In literature, the Taniwha continues to inspire writers, appearing as characters in novels, short stories, and poetry. These narratives explore the Taniwha’s role in Maori culture, their connection to the natural world, and their impact on the lives of the people. These works serve as a testament to the enduring power of these mythical beings to captivate the imagination and inspire creative expression.

Beyond art and literature, the Taniwha has emerged as a powerful symbol of environmental stewardship. Its connection to the natural world has resonated with modern environmental movements, inspiring a sense of responsibility towards the land and its resources. The Taniwha stands as a reminder that humans are not separate from the environment but are deeply interconnected with it.

Their presence in contemporary environmental campaigns and discussions underscores the importance of preserving the natural world and protecting its delicate balance. The Taniwha’s legacy serves as a call to action, reminding us that we have a responsibility to safeguard the environment for future generations.

FAQ Section

Here are some frequently asked questions about Taniwha:

  • Are Taniwha real?
    While Taniwha are not real in the literal sense, they hold a powerful reality for the Maori people. Their stories and legends are deeply ingrained in their culture, and they serve as a tangible representation of their values, beliefs, and connection to the natural world. The Taniwha’s existence is more about their symbolic and cultural significance rather than their physical presence.

  • What is the difference between a Taniwha and a Moa?
    Both Taniwha and Moa are part of Maori mythology, but they represent distinct beings with different roles. Moa were large, flightless birds that were native to New Zealand and are now extinct. They were a significant source of food for the Maori people. Taniwha, on the other hand, are mythical guardians who are often associated with specific locations and possess supernatural powers.

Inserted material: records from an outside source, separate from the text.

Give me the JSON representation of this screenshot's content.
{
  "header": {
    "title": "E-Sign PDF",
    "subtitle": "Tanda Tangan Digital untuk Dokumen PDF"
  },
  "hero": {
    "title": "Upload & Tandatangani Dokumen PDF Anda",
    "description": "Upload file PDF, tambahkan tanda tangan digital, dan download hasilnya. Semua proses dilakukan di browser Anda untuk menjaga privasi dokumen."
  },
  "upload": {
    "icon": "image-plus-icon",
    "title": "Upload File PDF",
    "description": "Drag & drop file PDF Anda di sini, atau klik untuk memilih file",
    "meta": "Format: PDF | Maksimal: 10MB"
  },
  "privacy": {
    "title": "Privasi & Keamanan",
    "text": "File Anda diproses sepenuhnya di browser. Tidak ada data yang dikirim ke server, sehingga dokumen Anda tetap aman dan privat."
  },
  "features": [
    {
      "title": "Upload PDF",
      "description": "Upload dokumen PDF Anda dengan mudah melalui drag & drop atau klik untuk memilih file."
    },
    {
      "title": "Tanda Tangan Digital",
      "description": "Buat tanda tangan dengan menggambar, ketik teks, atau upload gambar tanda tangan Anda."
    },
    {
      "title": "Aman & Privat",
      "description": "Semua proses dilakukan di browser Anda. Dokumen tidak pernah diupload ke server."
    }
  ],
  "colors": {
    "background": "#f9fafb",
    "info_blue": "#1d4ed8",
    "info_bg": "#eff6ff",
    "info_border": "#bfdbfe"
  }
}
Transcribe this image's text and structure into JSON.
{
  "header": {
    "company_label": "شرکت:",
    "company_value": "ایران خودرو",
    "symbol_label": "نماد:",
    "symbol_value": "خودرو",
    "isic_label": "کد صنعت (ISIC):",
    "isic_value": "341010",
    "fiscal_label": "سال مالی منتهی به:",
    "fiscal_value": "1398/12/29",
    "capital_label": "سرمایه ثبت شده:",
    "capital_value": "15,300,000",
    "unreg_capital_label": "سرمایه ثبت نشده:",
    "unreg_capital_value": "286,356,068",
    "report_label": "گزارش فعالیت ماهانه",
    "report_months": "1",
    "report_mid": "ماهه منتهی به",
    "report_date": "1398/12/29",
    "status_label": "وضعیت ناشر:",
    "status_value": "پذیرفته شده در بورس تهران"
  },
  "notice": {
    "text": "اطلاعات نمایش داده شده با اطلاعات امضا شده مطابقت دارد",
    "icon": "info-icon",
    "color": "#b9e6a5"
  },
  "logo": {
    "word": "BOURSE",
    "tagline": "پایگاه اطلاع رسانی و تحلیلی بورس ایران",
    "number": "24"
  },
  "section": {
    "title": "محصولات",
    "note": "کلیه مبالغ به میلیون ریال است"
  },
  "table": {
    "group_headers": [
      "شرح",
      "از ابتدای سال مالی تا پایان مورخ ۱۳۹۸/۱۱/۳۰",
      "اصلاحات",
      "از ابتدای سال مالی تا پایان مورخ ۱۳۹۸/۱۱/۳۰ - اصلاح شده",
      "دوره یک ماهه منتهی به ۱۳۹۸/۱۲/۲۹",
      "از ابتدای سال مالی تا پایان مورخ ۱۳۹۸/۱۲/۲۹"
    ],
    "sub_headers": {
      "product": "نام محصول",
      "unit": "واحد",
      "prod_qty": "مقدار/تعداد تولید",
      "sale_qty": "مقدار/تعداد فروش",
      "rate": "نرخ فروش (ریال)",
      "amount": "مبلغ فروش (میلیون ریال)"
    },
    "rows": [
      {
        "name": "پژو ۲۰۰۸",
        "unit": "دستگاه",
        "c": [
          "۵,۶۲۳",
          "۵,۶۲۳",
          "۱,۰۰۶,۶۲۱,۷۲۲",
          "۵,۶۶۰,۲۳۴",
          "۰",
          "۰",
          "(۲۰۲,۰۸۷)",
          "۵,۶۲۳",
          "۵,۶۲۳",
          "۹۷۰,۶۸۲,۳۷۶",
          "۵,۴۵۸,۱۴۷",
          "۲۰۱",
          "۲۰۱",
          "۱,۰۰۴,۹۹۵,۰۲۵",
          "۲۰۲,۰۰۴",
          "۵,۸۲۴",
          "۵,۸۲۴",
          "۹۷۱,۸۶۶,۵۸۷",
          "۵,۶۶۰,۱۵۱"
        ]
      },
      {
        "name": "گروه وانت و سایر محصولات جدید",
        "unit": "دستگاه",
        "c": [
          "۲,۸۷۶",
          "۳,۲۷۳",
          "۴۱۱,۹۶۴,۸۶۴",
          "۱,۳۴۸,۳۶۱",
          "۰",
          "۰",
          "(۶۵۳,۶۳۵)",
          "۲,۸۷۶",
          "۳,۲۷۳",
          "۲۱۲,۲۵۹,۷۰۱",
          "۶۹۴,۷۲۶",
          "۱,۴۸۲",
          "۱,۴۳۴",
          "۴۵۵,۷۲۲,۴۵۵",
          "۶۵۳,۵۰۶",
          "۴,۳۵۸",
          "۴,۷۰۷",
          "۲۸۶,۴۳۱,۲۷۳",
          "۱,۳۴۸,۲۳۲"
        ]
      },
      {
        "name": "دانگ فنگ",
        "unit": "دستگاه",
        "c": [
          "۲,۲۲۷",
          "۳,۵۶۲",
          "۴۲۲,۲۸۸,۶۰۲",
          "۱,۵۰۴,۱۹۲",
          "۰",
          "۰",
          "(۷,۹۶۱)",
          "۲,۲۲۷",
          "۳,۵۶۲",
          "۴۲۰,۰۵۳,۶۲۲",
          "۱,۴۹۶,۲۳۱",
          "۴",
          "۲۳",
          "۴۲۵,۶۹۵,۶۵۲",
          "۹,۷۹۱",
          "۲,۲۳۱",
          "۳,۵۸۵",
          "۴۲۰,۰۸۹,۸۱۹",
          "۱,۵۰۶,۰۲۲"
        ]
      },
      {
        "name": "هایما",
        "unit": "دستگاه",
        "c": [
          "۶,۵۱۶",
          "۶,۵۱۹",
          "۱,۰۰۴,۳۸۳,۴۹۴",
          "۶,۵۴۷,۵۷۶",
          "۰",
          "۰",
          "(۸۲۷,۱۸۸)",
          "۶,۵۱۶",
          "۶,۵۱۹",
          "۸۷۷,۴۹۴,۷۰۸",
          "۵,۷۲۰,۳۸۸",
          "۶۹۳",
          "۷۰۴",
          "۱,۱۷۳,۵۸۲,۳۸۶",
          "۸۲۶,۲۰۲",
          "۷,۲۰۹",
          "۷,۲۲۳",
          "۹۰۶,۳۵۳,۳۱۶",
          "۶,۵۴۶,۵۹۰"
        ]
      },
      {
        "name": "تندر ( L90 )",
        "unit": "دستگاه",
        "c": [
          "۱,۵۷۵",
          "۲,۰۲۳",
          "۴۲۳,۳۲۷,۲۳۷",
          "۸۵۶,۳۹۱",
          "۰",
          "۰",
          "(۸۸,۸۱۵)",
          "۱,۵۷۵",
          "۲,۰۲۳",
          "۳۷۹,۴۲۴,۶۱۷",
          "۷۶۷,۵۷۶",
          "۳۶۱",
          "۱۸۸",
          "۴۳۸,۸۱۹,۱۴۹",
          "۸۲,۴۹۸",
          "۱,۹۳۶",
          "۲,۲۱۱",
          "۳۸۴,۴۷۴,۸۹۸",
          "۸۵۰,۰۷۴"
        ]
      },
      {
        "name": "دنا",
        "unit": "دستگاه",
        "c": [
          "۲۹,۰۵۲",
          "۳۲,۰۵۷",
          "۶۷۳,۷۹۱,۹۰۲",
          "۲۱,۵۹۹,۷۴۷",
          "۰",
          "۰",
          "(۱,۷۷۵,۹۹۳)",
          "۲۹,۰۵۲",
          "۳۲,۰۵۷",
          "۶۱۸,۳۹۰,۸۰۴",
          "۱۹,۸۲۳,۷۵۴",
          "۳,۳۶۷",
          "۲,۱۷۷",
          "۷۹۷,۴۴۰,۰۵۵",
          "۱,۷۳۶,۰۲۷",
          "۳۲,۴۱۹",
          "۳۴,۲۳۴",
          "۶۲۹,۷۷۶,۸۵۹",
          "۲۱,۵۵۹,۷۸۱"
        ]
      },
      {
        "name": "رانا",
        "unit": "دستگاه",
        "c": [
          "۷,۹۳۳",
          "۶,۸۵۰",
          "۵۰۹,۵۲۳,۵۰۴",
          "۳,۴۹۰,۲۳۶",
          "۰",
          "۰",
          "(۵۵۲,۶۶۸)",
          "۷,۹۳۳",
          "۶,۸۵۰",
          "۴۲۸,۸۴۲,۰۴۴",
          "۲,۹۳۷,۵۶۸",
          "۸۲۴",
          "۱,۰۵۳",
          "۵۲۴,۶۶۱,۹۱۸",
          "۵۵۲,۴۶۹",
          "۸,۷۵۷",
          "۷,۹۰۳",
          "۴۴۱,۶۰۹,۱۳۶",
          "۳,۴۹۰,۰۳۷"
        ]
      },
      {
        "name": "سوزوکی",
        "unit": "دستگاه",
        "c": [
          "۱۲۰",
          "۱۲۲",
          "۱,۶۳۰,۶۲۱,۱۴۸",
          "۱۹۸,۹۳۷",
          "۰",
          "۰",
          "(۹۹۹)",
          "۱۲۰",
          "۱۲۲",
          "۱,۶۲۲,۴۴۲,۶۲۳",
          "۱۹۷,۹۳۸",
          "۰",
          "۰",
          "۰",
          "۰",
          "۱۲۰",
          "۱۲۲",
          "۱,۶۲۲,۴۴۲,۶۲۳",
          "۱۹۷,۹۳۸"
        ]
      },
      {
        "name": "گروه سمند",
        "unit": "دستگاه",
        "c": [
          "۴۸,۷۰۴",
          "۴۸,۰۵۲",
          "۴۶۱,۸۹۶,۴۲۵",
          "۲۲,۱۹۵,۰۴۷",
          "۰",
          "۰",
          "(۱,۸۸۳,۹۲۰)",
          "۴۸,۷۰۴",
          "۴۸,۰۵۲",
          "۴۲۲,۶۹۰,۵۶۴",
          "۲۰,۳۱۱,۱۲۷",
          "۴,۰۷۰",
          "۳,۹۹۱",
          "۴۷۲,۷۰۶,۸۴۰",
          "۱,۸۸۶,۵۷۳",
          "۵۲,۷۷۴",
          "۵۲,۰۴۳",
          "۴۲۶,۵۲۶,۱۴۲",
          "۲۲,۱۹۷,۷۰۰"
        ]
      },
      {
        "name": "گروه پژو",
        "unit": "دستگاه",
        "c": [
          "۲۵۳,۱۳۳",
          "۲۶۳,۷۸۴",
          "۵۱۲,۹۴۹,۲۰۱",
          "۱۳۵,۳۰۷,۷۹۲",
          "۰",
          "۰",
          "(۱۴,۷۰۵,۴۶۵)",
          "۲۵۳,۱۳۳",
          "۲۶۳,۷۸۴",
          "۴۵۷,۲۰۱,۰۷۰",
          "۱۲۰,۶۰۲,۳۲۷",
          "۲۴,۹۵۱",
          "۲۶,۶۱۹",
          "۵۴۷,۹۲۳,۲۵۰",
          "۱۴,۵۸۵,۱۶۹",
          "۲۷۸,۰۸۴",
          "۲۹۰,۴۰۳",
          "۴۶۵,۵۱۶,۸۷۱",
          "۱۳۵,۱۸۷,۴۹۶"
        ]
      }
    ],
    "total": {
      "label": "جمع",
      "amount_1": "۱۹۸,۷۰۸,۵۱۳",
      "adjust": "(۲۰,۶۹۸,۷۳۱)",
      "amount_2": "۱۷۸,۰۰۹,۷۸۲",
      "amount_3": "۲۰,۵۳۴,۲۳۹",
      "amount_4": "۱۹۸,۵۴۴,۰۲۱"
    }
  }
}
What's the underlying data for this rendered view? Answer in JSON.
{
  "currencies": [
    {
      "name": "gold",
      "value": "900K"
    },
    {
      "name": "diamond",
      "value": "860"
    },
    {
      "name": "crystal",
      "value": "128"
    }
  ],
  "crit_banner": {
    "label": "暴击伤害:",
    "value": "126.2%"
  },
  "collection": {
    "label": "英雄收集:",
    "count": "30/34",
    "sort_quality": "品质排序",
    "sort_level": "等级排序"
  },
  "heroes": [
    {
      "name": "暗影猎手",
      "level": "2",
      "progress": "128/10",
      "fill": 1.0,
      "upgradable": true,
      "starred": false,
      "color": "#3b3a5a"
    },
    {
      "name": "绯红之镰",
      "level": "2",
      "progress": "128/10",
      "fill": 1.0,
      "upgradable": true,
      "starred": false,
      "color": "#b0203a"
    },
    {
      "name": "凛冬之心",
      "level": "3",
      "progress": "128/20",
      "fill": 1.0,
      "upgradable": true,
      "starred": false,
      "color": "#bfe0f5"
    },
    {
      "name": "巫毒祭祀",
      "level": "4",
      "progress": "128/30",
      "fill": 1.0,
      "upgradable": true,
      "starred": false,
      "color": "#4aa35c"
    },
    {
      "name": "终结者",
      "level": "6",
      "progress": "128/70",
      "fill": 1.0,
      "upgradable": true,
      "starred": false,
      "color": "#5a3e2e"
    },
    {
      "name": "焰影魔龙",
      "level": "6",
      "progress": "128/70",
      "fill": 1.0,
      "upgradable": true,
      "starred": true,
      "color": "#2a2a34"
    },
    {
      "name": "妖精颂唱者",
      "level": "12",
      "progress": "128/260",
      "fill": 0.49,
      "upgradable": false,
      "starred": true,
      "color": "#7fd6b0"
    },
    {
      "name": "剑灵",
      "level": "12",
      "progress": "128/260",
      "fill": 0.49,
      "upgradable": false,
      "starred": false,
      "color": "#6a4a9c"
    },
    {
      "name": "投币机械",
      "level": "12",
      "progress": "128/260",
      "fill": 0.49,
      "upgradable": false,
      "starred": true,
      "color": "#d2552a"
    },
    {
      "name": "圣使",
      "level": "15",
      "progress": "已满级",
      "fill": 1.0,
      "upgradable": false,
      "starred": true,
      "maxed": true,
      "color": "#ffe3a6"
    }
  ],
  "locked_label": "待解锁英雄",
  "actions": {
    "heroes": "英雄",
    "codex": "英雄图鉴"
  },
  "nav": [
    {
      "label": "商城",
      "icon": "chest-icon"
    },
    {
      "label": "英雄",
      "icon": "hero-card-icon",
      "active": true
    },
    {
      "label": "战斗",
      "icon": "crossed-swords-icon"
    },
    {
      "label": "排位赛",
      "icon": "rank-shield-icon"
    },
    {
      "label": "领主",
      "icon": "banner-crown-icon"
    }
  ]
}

They represent the spirits of the ancestors, the power of nature, and the interconnectedness of all living things.

  • Why are Taniwha important to Maori culture?
    Taniwha are deeply woven into the fabric of Maori culture, serving as a powerful symbol of cultural identity, values, and storytelling traditions. They remind us of the importance of respecting the land, honoring ancestors, and preserving the environment. Taniwha stories teach valuable lessons about the consequences of disrespecting nature and the importance of living in harmony with the natural world. They also serve as a source of inspiration for artists, writers, and cultural practitioners, ensuring the preservation and continuation of Maori heritage.

  • Where can I learn more about Taniwha?
    If you’re interested in delving deeper into the world of Taniwha, there are several resources available:

    • Museums: Many museums in New Zealand, including the Auckland Museum and the Museum of New Zealand Te Papa Tongarewa, feature exhibits on Maori culture and mythology, including Taniwha.
    • Books: There are numerous books available on Maori mythology and folklore that provide insights into Taniwha.
    • Online Resources: Websites like Te Ara – The Encyclopedia of New Zealand and offer comprehensive information about Maori culture, including Taniwha legends and stories.


The Taniwha are more than just mythical creatures; they are potent symbols of Maori culture, representing ancestral spirits, guardians of the natural world, and keepers of ancient knowledge. From their origins in creation myths to their enduring presence in contemporary art and environmentalism, Taniwha continue to inspire and shape the lives of the Maori people.

As we explore the fascinating world of these legendary beings, we gain a deeper understanding of Maori culture, their profound connection to the land, and the importance of respecting and protecting the natural world. The stories of the Taniwha remind us that even in a modern world, the power of myth and legend can guide our actions and inspire us to live in harmony with the environment.

Remember, the next time you stand by a lake, a river, or a forest, take a moment to consider the presence of the Taniwha. They are not just creatures of legend but a powerful reminder of the interconnectedness of all living things and the responsibility we have to protect our planet.